What Does Wasabi Taste Like?

Wasabi has a powerful, pungent flavor and is usually very spicy. For people who aren’t accustomed to eating really hot foods or who don’t like foods that have a long-lasting heat, wasabi may be a good condiment to try. It’s pretty hot, but that heat doesn’t last very long.

It’s the kind of heat that helps accentuate flavors rather than cover them up, so it’s ideal for people who don’t like how overpowering spicy sauces and condiments can be.

Wasabi has a fairly delicate flavor. Although the heat can be intense for a moment, nothing about wasabi is going to drown out the rest of your food. It helps to bring out other flavors around it, which is why it’s such preferred condiment.

How Hot Is Wasabi?

Wasabi will burn your sinuses a little bit, but it doesn’t tend to burn the front of the tongue or the roof of your mouth as much as typical spicy sauces do. Like I mentioned already, that spiciness and heat doesn’t last too long. You’ll feel a little heat in your sinuses, and then it disappears quickly.

You can’t really measure wasabi on the Scoville scale, which is meant to measure the heat level in different kinds of chili peppers. Since wasabi is a root and not a chili, the Scoville scale isn’t a good measurement for it.

Wasabi has a lot of the characteristics of something that’s spicy, carrying that spicy aroma, but its spiciness is comparable to something like jalapenos and is not very severe.

Why Is Wasabi Spicy?

If you want to be really scientific about wasabi and its spiciness, you can look at the chemical component that causes it to have some heat. That would be allyl isothiocyanate, which is found in horseradish too.

That’s why wasabi is called Chinese horseradish sometimes, and it’s also why you can use horseradish with a mixture of other ingredients make a knock-off wasabi sauce.

This very chemical causes your body’s taste receptors and smell receptors to light up, recognizing its heat when you taste it.

How Is Wasabi Made?

I want to show you a couple different ways to make wasabi, depending on what ingredients you have on hand or what you have available to you. Let’s start with authentic wasabi that’s made with wasabi root or wasabi rhizome.

Directions:

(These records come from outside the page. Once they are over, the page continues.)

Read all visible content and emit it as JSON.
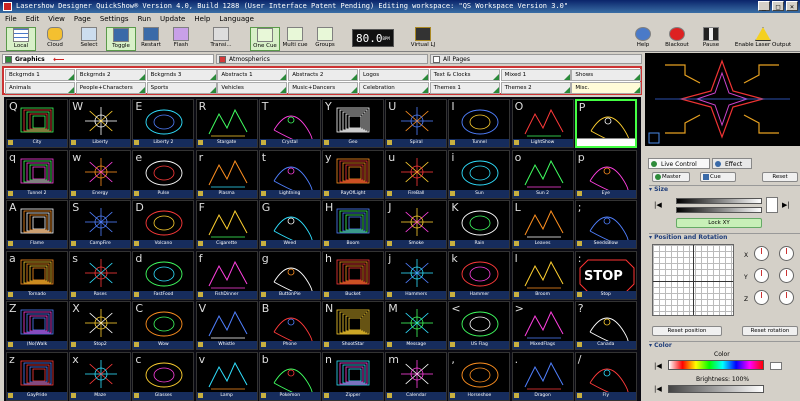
{
  "window": {
    "title": "Lasershow Designer QuickShow®    Version 4.0, Build 1288   (User Interface Patent Pending)   Editing workspace: \"QS Workspace Version 3.0\"",
    "controls": [
      "_",
      "□",
      "×"
    ]
  },
  "menu": [
    "File",
    "Edit",
    "View",
    "Page",
    "Settings",
    "Run",
    "Update",
    "Help",
    "Language"
  ],
  "toolbar": {
    "buttons": [
      {
        "name": "local-button",
        "label": "Local",
        "icon": "grid-icon",
        "active": true
      },
      {
        "name": "cloud-button",
        "label": "Cloud",
        "icon": "cloud-icon",
        "active": false
      },
      {
        "name": "select-button",
        "label": "Select",
        "icon": "cursor-icon",
        "active": false
      },
      {
        "name": "toggle-button",
        "label": "Toggle",
        "icon": "toggle-icon",
        "active": true
      },
      {
        "name": "restart-button",
        "label": "Restart",
        "icon": "restart-icon",
        "active": false
      },
      {
        "name": "flash-button",
        "label": "Flash",
        "icon": "flash-icon",
        "active": false
      },
      {
        "name": "transition-button",
        "label": "Transi...",
        "icon": "transition-icon",
        "active": false
      },
      {
        "name": "one-cue-button",
        "label": "One Cue",
        "icon": "one-cue-icon",
        "active": true
      },
      {
        "name": "multi-cue-button",
        "label": "Multi cue",
        "icon": "multi-cue-icon",
        "active": false
      },
      {
        "name": "groups-button",
        "label": "Groups",
        "icon": "groups-icon",
        "active": false
      }
    ],
    "bpm_value": "80.0",
    "bpm_unit": "BPM",
    "virtual_label": "Virtual LJ",
    "right_buttons": [
      {
        "name": "help-button",
        "label": "Help",
        "icon": "question-icon"
      },
      {
        "name": "blackout-button",
        "label": "Blackout",
        "icon": "blackout-icon"
      },
      {
        "name": "pause-button",
        "label": "Pause",
        "icon": "pause-icon"
      },
      {
        "name": "enable-laser-button",
        "label": "Enable Laser Output",
        "icon": "laser-warning-icon"
      }
    ]
  },
  "page_tabs": [
    {
      "label": "Graphics",
      "color": "#2e8b3a",
      "selected": true
    },
    {
      "label": "Atmospherics",
      "color": "#d43a3a",
      "selected": false
    },
    {
      "label": "All Pages",
      "color": "#ffffff",
      "selected": false
    }
  ],
  "categories": [
    [
      "Bckgrnds 1",
      "Bckgrnds 2",
      "Bckgrnds 3",
      "Abstracts 1",
      "Abstracts 2",
      "Logos",
      "Text & Clocks",
      "Mixed 1",
      "Shows"
    ],
    [
      "Animals",
      "People+Characters",
      "Sports",
      "Vehicles",
      "Music+Dancers",
      "Celebration",
      "Themes 1",
      "Themes 2",
      "Misc."
    ]
  ],
  "cues": [
    [
      {
        "key": "Q",
        "label": "City"
      },
      {
        "key": "W",
        "label": "Liberty"
      },
      {
        "key": "E",
        "label": "Liberty 2"
      },
      {
        "key": "R",
        "label": "Stargate"
      },
      {
        "key": "T",
        "label": "Crystal"
      },
      {
        "key": "Y",
        "label": "Geo"
      },
      {
        "key": "U",
        "label": "Spiral"
      },
      {
        "key": "I",
        "label": "Tunnel"
      },
      {
        "key": "O",
        "label": "LightShow"
      },
      {
        "key": "P",
        "label": ""
      }
    ],
    [
      {
        "key": "q",
        "label": "Tunnel 2"
      },
      {
        "key": "w",
        "label": "Energy"
      },
      {
        "key": "e",
        "label": "Pulse"
      },
      {
        "key": "r",
        "label": "Plasma"
      },
      {
        "key": "t",
        "label": "Lightning"
      },
      {
        "key": "y",
        "label": "RayOfLight"
      },
      {
        "key": "u",
        "label": "FireBall"
      },
      {
        "key": "i",
        "label": "Sun"
      },
      {
        "key": "o",
        "label": "Sun 2"
      },
      {
        "key": "p",
        "label": "Eye"
      }
    ],
    [
      {
        "key": "A",
        "label": "Flame"
      },
      {
        "key": "S",
        "label": "CampFire"
      },
      {
        "key": "D",
        "label": "Volcano"
      },
      {
        "key": "F",
        "label": "Cigarette"
      },
      {
        "key": "G",
        "label": "Weed"
      },
      {
        "key": "H",
        "label": "Boom"
      },
      {
        "key": "J",
        "label": "Smoke"
      },
      {
        "key": "K",
        "label": "Rain"
      },
      {
        "key": "L",
        "label": "Leaves"
      },
      {
        "key": ";",
        "label": "SeedsBlow"
      }
    ],
    [
      {
        "key": "a",
        "label": "Tornado"
      },
      {
        "key": "s",
        "label": "Roses"
      },
      {
        "key": "d",
        "label": "FastFood"
      },
      {
        "key": "f",
        "label": "FishDinner"
      },
      {
        "key": "g",
        "label": "ButtonPie"
      },
      {
        "key": "h",
        "label": "Bucket"
      },
      {
        "key": "j",
        "label": "Hammers"
      },
      {
        "key": "k",
        "label": "Hammer"
      },
      {
        "key": "l",
        "label": "Broom"
      },
      {
        "key": ":",
        "label": "Stop"
      }
    ],
    [
      {
        "key": "Z",
        "label": "(No)Walk"
      },
      {
        "key": "X",
        "label": "Stop2"
      },
      {
        "key": "C",
        "label": "Wow"
      },
      {
        "key": "V",
        "label": "Whistle"
      },
      {
        "key": "B",
        "label": "Phone"
      },
      {
        "key": "N",
        "label": "ShootStar"
      },
      {
        "key": "M",
        "label": "Message"
      },
      {
        "key": "<",
        "label": "US Flag"
      },
      {
        "key": ">",
        "label": "MixedFlags"
      },
      {
        "key": "?",
        "label": "Canada"
      }
    ],
    [
      {
        "key": "z",
        "label": "GayPride"
      },
      {
        "key": "x",
        "label": "Maze"
      },
      {
        "key": "c",
        "label": "Glasses"
      },
      {
        "key": "v",
        "label": "Lamp"
      },
      {
        "key": "b",
        "label": "Pokemon"
      },
      {
        "key": "n",
        "label": "Zipper"
      },
      {
        "key": "m",
        "label": "Calendar"
      },
      {
        "key": ",",
        "label": "Horseshoe"
      },
      {
        "key": ".",
        "label": "Dragon"
      },
      {
        "key": "/",
        "label": "Fly"
      }
    ]
  ],
  "stop_sign_text": "STOP",
  "right_panel": {
    "tabs": [
      {
        "label": "Live Control",
        "color": "#2e8b3a"
      },
      {
        "label": "Effect",
        "color": "#3a6aa8"
      }
    ],
    "sub_tabs": [
      {
        "label": "Master"
      },
      {
        "label": "Cue"
      }
    ],
    "reset_label": "Reset",
    "size_header": "Size",
    "lock_label": "Lock XY",
    "position_header": "Position and Rotation",
    "axis_labels": [
      "X",
      "Y",
      "Z"
    ],
    "reset_position": "Reset position",
    "reset_rotation": "Reset rotation",
    "color_header": "Color",
    "color_label": "Color",
    "brightness_label": "Brightness: 100%",
    "brightness": 1.0
  }
}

  1. Wash the rhizome thoroughly and then allow it to dry naturally. Don’t pat it dry, as you can damage it.
  2. Use a vegetable peeler and remove about 6 inches from the end of the rhizome.
  3. Grate the wasabi rhizome with a small grater, like the smaller end of a cheese grater or with a sharkskin wasabi grater. Only grate off what you need for a single serving at a time.
  4. You can take what you have grated from the root and shape it into a ball. Allow the ball to stand for 10 minutes so that the flavor can strengthen and develop.
  5. Your leftover wasabi rhizome should be wrapped in a damp paper towel and then wrapped again with plastic wrap.

As you’re working with wasabi, take note that it has a very strong flavor. You don’t want it to get into your eyes as you grate it.

The flavor of wasabi can disappear quickly if you’re not handling the root properly. You want to store it quickly, wrapping the leftovers as I directed, and putting your prepared wasabi into an airtight container and storing it in the fridge if you’re not using it.

Ingredients:

Directions:

  1. Just combine all of your ingredients in a bowl and mix thoroughly until you’ve made a smooth paste.
  2. Adjust the flavor by adding more soy sauce or vinegar as desired.
  3. Store the wasabi in the fridge in an airtight container until it’s ready to be used.

Whether you are using the authentic wasabi preparation method or you’re making an imitation, you have a tasty condiment that you can use with all sorts of dishes.

Try dipping veggies or fried foods into the wasabi or adding a little bit of it to a rice dish. It’s really good with salmon or other types of fish, as well as with sushi.

It pairs so well with these foods, because wasabi brings out the flavors, accentuating them without taking them over.

5/5 - (1 vote)